* **Task instructions**: Records follow. Copy every line with "JSON".

[Data records for software interfaces]
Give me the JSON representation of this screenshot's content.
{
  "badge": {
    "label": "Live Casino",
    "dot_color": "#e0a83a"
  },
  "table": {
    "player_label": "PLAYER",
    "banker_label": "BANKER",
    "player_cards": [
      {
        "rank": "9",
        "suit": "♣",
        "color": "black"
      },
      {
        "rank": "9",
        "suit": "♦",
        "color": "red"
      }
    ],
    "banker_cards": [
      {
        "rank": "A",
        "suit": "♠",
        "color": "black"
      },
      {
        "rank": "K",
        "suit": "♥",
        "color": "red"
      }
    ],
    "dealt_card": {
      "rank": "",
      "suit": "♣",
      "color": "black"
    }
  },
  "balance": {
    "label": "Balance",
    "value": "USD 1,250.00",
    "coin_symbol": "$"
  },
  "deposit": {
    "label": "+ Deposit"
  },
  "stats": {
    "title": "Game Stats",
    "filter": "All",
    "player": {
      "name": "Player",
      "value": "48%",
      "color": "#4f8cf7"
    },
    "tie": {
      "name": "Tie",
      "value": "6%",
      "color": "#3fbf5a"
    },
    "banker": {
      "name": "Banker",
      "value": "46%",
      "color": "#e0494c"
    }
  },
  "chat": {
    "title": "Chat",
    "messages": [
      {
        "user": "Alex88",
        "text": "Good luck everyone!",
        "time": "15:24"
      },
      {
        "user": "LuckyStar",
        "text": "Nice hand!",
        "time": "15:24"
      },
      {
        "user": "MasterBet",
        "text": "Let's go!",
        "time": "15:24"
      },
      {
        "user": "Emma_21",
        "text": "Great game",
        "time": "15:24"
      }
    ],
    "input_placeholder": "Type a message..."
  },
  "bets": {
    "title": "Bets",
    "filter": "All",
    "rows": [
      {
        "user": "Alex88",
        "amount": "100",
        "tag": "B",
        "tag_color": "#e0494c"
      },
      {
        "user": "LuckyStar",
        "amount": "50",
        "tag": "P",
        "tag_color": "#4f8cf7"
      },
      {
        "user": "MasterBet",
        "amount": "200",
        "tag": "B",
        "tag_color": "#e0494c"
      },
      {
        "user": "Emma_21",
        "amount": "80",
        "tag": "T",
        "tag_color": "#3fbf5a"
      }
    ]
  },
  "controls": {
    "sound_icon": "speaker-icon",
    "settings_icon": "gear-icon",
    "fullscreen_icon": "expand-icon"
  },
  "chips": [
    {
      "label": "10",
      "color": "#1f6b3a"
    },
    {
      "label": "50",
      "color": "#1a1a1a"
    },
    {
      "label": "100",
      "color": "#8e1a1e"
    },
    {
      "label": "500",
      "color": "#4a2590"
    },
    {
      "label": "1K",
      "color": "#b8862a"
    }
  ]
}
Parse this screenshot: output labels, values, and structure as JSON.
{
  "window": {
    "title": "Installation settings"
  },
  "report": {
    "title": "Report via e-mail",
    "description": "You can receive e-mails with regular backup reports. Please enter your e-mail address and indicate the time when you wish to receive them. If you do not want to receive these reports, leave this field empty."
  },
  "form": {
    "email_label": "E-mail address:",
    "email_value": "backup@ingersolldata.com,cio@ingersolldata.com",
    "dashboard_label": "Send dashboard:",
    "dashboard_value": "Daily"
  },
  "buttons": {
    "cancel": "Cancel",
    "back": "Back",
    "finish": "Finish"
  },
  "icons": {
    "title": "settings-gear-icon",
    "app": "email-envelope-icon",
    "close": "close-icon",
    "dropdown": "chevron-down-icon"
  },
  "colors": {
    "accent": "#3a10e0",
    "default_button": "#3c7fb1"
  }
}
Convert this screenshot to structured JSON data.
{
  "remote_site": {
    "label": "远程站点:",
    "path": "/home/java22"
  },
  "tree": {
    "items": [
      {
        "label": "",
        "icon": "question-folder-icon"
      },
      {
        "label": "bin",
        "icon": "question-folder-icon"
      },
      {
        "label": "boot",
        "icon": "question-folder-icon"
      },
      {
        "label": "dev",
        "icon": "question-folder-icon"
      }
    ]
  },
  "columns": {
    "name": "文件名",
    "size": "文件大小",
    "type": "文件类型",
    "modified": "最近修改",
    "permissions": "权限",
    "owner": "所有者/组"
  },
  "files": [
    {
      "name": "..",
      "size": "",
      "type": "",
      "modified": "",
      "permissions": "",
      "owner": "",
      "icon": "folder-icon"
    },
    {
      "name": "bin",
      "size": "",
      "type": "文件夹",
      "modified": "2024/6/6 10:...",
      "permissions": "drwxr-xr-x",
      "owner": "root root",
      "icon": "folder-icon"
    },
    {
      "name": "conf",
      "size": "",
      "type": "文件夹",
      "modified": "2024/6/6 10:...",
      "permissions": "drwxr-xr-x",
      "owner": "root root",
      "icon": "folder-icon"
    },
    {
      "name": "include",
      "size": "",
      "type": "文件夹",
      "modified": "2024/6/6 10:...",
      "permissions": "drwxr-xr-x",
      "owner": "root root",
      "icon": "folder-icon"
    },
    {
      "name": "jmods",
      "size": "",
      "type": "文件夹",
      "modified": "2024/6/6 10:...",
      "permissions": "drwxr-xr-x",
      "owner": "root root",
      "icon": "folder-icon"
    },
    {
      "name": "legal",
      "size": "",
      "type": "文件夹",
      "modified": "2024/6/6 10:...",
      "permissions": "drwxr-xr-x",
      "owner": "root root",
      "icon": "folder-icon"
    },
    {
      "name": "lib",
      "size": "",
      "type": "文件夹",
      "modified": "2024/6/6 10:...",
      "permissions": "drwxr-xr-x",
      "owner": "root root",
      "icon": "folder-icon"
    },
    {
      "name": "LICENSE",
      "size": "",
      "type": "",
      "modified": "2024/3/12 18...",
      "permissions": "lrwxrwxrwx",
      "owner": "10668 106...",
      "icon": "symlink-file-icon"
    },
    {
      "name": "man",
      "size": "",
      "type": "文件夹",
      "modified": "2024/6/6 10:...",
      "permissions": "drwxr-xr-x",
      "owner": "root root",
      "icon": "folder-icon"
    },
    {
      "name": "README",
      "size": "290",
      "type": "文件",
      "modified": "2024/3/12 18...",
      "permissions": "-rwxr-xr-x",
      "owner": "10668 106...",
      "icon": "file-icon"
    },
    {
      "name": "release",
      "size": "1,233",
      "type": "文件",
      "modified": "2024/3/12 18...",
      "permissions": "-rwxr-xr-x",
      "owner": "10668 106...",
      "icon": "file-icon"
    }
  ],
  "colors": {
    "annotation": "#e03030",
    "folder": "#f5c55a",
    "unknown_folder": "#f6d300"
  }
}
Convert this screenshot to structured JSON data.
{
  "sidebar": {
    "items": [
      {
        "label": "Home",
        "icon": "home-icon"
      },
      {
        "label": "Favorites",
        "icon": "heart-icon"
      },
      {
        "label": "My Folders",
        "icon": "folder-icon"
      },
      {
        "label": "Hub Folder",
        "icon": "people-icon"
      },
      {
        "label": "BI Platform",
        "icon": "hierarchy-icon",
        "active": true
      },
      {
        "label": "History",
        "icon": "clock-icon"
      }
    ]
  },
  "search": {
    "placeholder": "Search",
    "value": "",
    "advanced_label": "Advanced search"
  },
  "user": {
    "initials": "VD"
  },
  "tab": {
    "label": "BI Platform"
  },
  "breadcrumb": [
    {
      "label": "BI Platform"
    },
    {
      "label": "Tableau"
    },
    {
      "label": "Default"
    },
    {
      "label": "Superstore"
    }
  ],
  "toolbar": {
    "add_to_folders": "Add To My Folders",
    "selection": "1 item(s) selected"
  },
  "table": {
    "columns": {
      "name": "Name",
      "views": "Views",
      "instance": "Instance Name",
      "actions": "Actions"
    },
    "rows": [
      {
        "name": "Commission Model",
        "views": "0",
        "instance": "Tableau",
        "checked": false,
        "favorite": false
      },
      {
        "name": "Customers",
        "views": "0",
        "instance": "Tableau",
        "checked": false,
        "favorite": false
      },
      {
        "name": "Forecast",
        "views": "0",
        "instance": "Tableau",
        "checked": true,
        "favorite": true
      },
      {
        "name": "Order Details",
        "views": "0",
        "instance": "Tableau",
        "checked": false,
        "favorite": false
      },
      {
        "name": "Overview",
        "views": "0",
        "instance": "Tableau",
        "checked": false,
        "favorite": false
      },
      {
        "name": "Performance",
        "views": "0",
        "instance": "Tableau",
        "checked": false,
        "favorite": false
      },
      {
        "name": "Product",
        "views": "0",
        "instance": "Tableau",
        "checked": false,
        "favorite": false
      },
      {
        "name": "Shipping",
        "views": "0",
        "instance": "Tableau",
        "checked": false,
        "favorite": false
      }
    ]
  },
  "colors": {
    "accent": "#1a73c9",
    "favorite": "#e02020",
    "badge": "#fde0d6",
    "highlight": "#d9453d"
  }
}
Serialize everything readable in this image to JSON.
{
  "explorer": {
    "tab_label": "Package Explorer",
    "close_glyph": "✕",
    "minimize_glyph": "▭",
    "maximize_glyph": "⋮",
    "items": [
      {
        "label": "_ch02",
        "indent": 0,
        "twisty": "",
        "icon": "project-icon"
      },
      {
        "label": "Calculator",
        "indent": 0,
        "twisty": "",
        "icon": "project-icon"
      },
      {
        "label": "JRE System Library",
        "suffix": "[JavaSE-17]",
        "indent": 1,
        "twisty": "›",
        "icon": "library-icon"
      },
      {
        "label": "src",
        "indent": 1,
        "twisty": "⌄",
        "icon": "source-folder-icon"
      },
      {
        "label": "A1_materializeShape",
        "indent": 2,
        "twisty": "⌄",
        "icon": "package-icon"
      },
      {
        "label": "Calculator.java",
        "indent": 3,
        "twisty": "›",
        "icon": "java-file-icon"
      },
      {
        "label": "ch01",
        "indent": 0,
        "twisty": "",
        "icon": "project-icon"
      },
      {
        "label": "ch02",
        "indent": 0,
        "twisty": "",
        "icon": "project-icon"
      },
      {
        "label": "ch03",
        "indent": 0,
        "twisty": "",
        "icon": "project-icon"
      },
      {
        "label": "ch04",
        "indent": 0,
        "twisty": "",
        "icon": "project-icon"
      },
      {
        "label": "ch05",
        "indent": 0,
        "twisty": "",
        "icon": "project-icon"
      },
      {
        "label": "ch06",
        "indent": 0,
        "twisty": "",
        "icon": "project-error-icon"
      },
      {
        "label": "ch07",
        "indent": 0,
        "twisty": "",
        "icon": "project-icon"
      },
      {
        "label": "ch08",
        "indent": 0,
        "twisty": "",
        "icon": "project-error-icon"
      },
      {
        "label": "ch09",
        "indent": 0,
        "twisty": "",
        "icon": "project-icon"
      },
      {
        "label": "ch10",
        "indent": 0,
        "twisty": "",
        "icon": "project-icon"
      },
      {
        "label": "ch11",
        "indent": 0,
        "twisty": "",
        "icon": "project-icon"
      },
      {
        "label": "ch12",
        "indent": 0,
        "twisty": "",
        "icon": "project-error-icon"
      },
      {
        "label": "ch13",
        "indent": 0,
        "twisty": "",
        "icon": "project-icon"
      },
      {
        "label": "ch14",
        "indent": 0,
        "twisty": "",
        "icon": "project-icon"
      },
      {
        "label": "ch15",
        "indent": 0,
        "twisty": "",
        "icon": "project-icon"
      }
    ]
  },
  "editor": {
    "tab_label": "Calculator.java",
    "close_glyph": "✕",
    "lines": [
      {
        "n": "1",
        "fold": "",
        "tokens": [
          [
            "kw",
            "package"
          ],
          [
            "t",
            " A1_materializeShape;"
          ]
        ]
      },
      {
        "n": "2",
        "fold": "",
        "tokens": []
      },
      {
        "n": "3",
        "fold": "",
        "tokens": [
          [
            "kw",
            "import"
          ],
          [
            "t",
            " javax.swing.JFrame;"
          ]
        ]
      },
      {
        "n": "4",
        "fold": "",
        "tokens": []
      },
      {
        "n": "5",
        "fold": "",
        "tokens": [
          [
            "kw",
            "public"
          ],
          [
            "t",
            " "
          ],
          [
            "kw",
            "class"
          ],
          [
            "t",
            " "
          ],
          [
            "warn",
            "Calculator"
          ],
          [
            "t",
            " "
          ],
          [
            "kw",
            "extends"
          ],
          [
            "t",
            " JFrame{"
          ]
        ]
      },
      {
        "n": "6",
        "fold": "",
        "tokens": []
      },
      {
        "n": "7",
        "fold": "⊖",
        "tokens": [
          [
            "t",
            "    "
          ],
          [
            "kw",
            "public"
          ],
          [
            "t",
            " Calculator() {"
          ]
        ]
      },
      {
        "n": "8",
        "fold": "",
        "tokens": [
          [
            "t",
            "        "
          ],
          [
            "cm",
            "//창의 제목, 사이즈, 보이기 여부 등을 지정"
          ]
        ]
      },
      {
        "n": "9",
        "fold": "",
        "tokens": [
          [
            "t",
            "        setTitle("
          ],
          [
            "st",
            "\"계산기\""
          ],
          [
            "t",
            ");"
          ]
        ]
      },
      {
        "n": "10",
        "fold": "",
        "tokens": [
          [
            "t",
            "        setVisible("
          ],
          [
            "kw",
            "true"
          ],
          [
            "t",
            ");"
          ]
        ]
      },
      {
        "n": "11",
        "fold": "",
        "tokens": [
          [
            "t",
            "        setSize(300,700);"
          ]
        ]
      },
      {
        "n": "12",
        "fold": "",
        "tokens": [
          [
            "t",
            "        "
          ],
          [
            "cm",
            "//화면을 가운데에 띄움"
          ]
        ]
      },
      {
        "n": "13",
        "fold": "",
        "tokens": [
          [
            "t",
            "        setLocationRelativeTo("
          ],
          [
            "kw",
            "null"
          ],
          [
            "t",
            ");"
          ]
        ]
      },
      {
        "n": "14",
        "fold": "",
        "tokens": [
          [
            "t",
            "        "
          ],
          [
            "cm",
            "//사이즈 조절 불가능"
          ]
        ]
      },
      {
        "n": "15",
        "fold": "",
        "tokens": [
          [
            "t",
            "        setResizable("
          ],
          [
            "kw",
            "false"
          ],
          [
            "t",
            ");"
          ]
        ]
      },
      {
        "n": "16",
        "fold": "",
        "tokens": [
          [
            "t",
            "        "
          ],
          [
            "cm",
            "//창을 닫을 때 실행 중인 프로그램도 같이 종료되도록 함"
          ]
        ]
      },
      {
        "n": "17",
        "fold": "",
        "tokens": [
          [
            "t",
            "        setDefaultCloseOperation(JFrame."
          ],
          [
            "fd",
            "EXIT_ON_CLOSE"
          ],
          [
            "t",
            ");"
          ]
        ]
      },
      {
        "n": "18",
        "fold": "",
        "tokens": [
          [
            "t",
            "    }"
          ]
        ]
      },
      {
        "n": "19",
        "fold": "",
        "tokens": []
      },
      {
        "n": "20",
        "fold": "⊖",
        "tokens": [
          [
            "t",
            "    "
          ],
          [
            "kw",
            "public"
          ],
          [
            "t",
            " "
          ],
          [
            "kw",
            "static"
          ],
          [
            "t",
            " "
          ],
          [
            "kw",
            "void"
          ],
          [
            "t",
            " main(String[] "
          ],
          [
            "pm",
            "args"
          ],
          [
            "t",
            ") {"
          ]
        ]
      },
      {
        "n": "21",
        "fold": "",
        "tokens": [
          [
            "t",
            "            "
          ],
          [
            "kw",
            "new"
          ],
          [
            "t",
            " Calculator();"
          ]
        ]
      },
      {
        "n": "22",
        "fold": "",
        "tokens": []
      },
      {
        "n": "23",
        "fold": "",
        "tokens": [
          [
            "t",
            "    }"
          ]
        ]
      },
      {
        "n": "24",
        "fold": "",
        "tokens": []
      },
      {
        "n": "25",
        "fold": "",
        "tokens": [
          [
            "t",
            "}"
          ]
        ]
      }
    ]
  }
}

* **Task response**:
Give me the JSON representation of this screenshot's content.
Parse this screenshot: output labels, values, and structure as JSON.
Convert this screenshot to structured JSON data.
Convert this screenshot to structured JSON data.
Serialize everything readable in this image to JSON.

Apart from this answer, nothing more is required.